The presence of Jesus in the Sacraments and the Church fosters the awareness of the communion that exists between Him and the Church and the communion among the members of the Church. Thus the Church is considered, home and school of communion.
Mary’s life and faith, though wrought with many difficulties, is the ultimate surrender and commitment to God. Let us follow her example in our daily lives.
On the Cross Jesus felt that He had been abandoned by His Father. However, He commended His Spirit in the hands of the Father who in turn raised Him and gave Him the glory. Jesus invites us then to follow His example by taking up our crosses and uniting ourselves to Him.
Our model of unity is the life of the Most Holy Trinity which is mutual love, unity and distinction. Jesus himself prayed that we might be one. This unity is possible when we go out of ourselves to serve others.
The Eucharist unites us and gives us the grace to live in communion with one another. This sacrament unites us first of all with God, then with one another: that is why it is a sacrament of unity.
Our love for God and neighbor can’t just be personal. It can only reach its fullness when it becomes mutual, or reciprocal. Jesus’ new commandment impels us to love one another without putting limits.
Our communion with God is not only through prayer or through His Word. We are in communion with God when we put our love of neighbor into practice.
The Word of God is not only something to be pondered over and reflected upon, but it is also a way of living our everyday lives.
How do we know God’s will and how do we put it into practice?

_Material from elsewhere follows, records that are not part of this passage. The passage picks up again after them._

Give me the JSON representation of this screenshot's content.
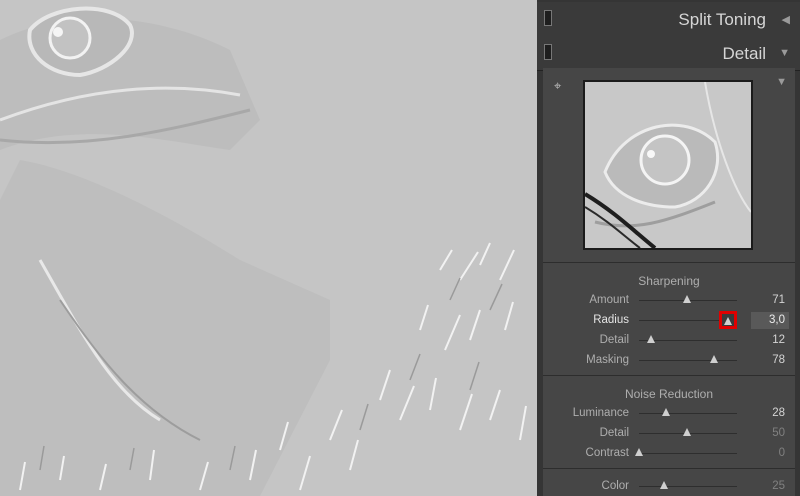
{
  "panels": {
    "split_toning": {
      "title": "Split Toning",
      "collapse_icon": "triangle-left-icon"
    },
    "detail": {
      "title": "Detail",
      "collapse_icon": "triangle-down-icon",
      "target_icon": "crosshair-icon",
      "menu_icon": "triangle-down-icon"
    }
  },
  "sharpening": {
    "title": "Sharpening",
    "amount": {
      "label": "Amount",
      "value": "71",
      "fraction": 0.49
    },
    "radius": {
      "label": "Radius",
      "value": "3,0",
      "fraction": 0.92
    },
    "detail": {
      "label": "Detail",
      "value": "12",
      "fraction": 0.12
    },
    "masking": {
      "label": "Masking",
      "value": "78",
      "fraction": 0.77
    }
  },
  "noise_reduction": {
    "title": "Noise Reduction",
    "luminance": {
      "label": "Luminance",
      "value": "28",
      "fraction": 0.28
    },
    "detail": {
      "label": "Detail",
      "value": "50",
      "fraction": 0.49
    },
    "contrast": {
      "label": "Contrast",
      "value": "0",
      "fraction": 0.0
    },
    "color": {
      "label": "Color",
      "value": "25",
      "fraction": 0.25
    }
  },
  "colors": {
    "highlight_box": "#e00000",
    "photo_bg": "#c4c4c4"
  }
}
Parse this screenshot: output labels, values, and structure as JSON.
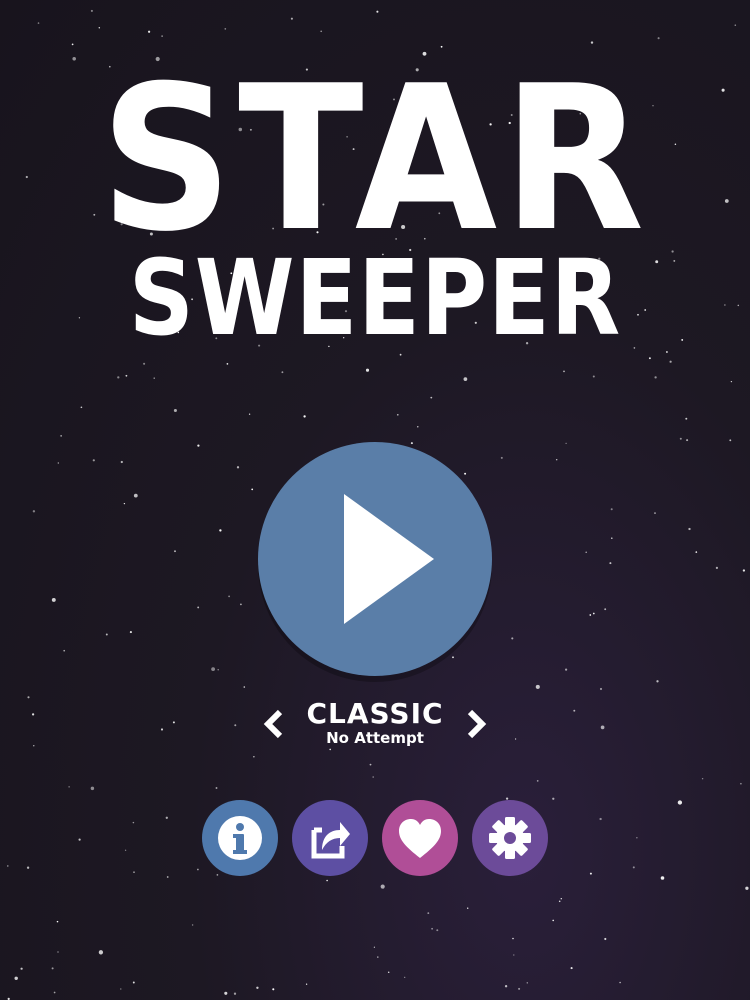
{
  "title": {
    "line1": "STAR",
    "line2": "SWEEPER"
  },
  "play_button": {
    "icon": "play-icon",
    "color": "#5a7ea8"
  },
  "mode": {
    "name": "CLASSIC",
    "status": "No Attempt",
    "prev_icon": "chevron-left-icon",
    "next_icon": "chevron-right-icon"
  },
  "buttons": [
    {
      "icon": "info-icon",
      "color": "#4f79ad"
    },
    {
      "icon": "share-icon",
      "color": "#5d4fa3"
    },
    {
      "icon": "heart-icon",
      "color": "#b04e97"
    },
    {
      "icon": "gear-icon",
      "color": "#6c4b99"
    }
  ],
  "colors": {
    "background": "#1c1721",
    "text": "#ffffff"
  }
}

It is manifested in daily events, even unexpected ones, which require a sense of faith that sees everything we do as acts of love.